House prices across the State rose at an annual rate of 2.9 per cent in November, up from a rate of 2.2 per cent the previous month, as the market defied the dampening impact of higher borrowing costs.
The latest residential property price index, compiled by the Central Statistics Office (CSO), also showed that prices in Dublin, which had been declining, rose by 0.9 per cent year on year in November while prices outside Dublin were up by 4.4 per cent.
The State’s property market has slowed significantly since a pandemic-driven surge in 2020 and 2021 on the back of 10 consecutive interest rate rises from the European Central Bank, which have made it more expensive for buyers to borrow.
However, the Government’s help to buy schemes have fuelled activity particularly with first-time buyer segment of the market.
While headline inflation for the market as a whole is less than 3 per cent, the cost of new dwellings, which are predominantly bought by first-time purchasers, rose by over 10 per cent in the third quarter, the CSO said.
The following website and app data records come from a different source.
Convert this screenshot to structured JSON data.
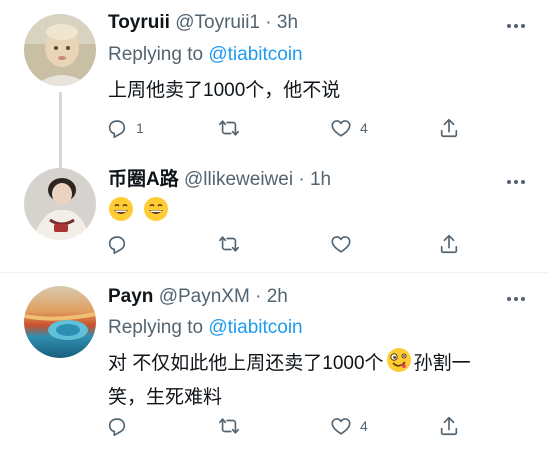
{
  "tweets": [
    {
      "name": "Toyruii",
      "handle": "@Toyruii1",
      "time": "3h",
      "replying_prefix": "Replying to",
      "replying_to": "@tiabitcoin",
      "text": "上周他卖了1000个，他不说",
      "reply_count": "1",
      "retweet_count": "",
      "like_count": "4"
    },
    {
      "name": "币圈A路",
      "handle": "@llikeweiwei",
      "time": "1h",
      "text": "",
      "reply_count": "",
      "retweet_count": "",
      "like_count": ""
    },
    {
      "name": "Payn",
      "handle": "@PaynXM",
      "time": "2h",
      "replying_prefix": "Replying to",
      "replying_to": "@tiabitcoin",
      "text_part1": "对 不仅如此他上周还卖了1000个",
      "text_part2": "孙割一",
      "text_line2": "笑，生死难料",
      "reply_count": "",
      "retweet_count": "",
      "like_count": "4"
    }
  ],
  "separator": "·",
  "colors": {
    "secondary_text": "#536471",
    "link": "#1d9bf0",
    "thread_line": "#cfd9de",
    "divider": "#eff3f4"
  }
}
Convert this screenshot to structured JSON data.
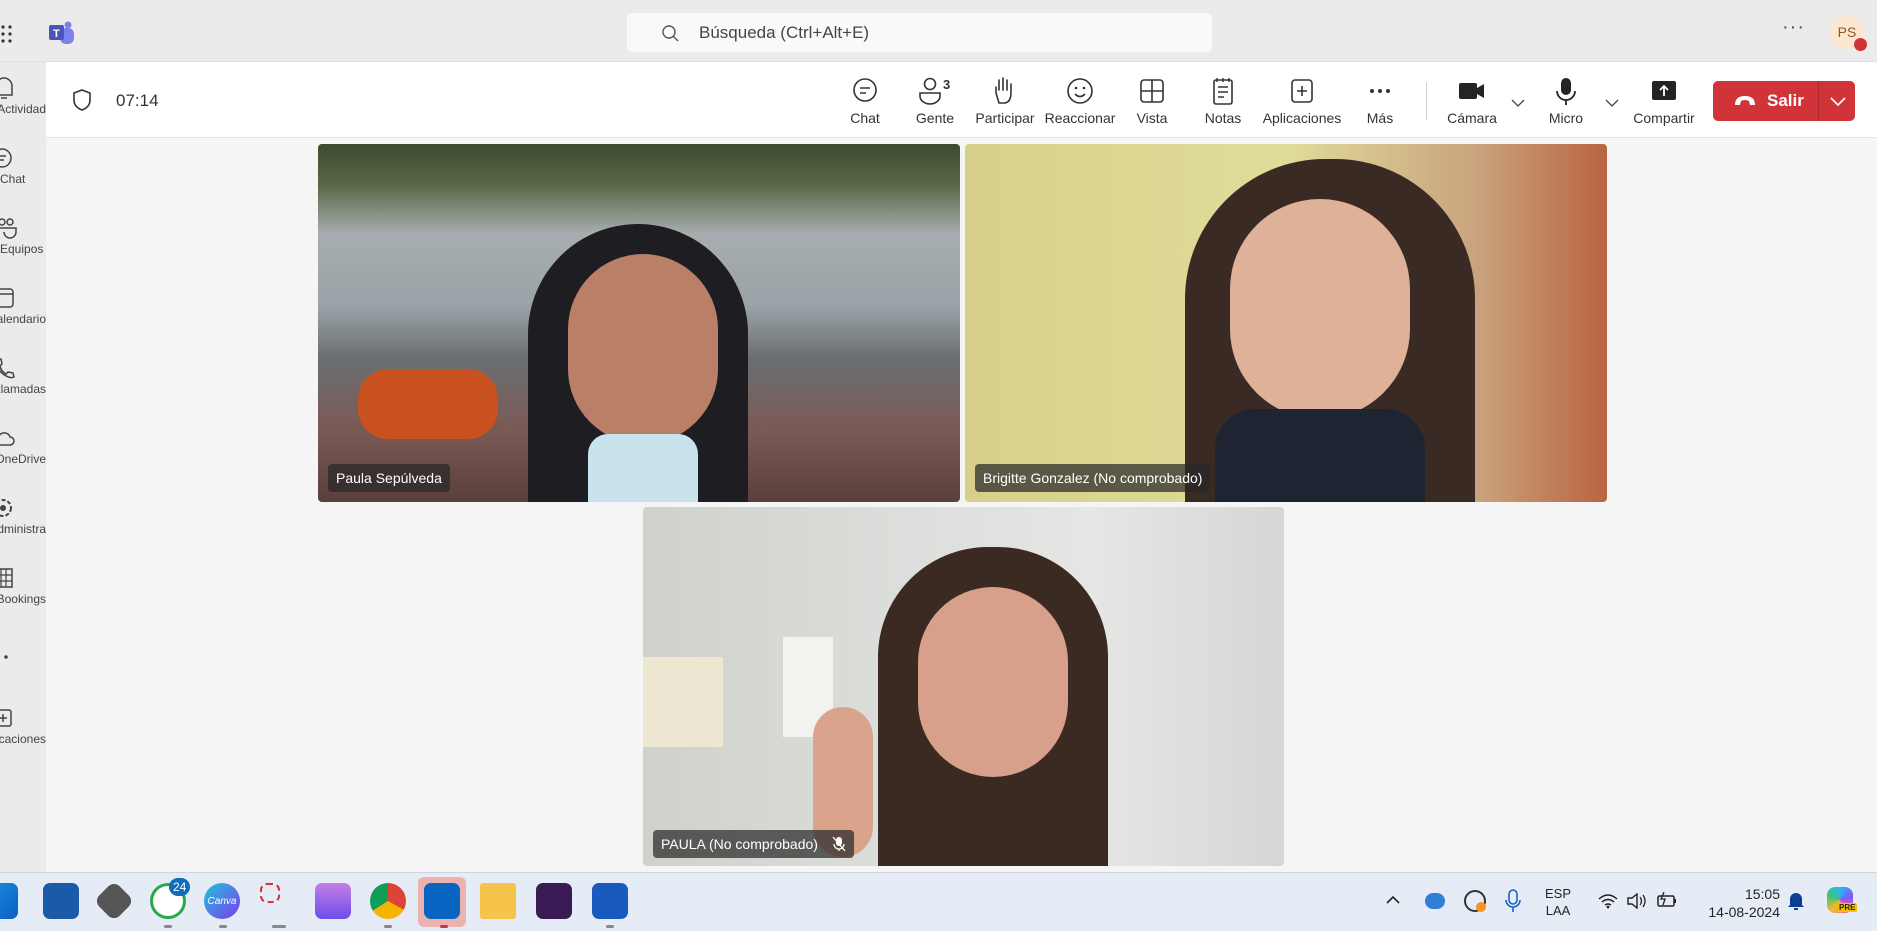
{
  "topbar": {
    "search_placeholder": "Búsqueda (Ctrl+Alt+E)",
    "avatar_initials": "PS",
    "more": "···"
  },
  "rail": {
    "items": [
      {
        "label": "Actividad",
        "icon": "bell-icon"
      },
      {
        "label": "Chat",
        "icon": "chat-icon"
      },
      {
        "label": "Equipos",
        "icon": "teams-icon"
      },
      {
        "label": "Calendario",
        "icon": "calendar-icon"
      },
      {
        "label": "Llamadas",
        "icon": "phone-icon"
      },
      {
        "label": "OneDrive",
        "icon": "cloud-icon"
      },
      {
        "label": "Administra...",
        "icon": "gear-icon"
      },
      {
        "label": "Bookings",
        "icon": "bookings-icon"
      },
      {
        "label": "",
        "icon": "more-icon"
      },
      {
        "label": "Aplicaciones",
        "icon": "add-apps-icon"
      }
    ]
  },
  "meeting": {
    "timer": "07:14",
    "people_count": "3",
    "toolbar": {
      "chat": "Chat",
      "people": "Gente",
      "raise": "Participar",
      "react": "Reaccionar",
      "view": "Vista",
      "notes": "Notas",
      "apps": "Aplicaciones",
      "more": "Más",
      "camera": "Cámara",
      "mic": "Micro",
      "share": "Compartir",
      "leave": "Salir"
    },
    "participants": [
      {
        "name": "Paula Sepúlveda",
        "muted": false
      },
      {
        "name": "Brigitte Gonzalez (No comprobado)",
        "muted": false
      },
      {
        "name": "PAULA (No comprobado)",
        "muted": true
      }
    ]
  },
  "colors": {
    "leave": "#d13438",
    "teams": "#5b5fc7"
  },
  "taskbar": {
    "whatsapp_badge": "24",
    "canva": "Canva",
    "lang": "ESP",
    "layout": "LAA",
    "time": "15:05",
    "date": "14-08-2024",
    "copilot_badge": "PRE"
  }
}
Buyers paid a median or middle price of €325,000 for a home in the 12 months to November, the latest figures show.
The Dublin region had the highest median price (€440,000) while within the Dublin region, Dún Laoghaire-Rathdown had the highest median price (€622,000), and South Dublin and Fingal both had the lowest (€410,000).
The highest median prices outside of Dublin were in Wicklow (€430,000) and Kildare (€390,000), while the lowest price was €161,000 in Longford.
The latest CSO figures indicate there were 4,255 house purchases were filed with Revenue in November, worth a total €1.8 billion.
This represents a 5.8 per cent decrease compared on the same month of 2022 but a marginal increase compared with October.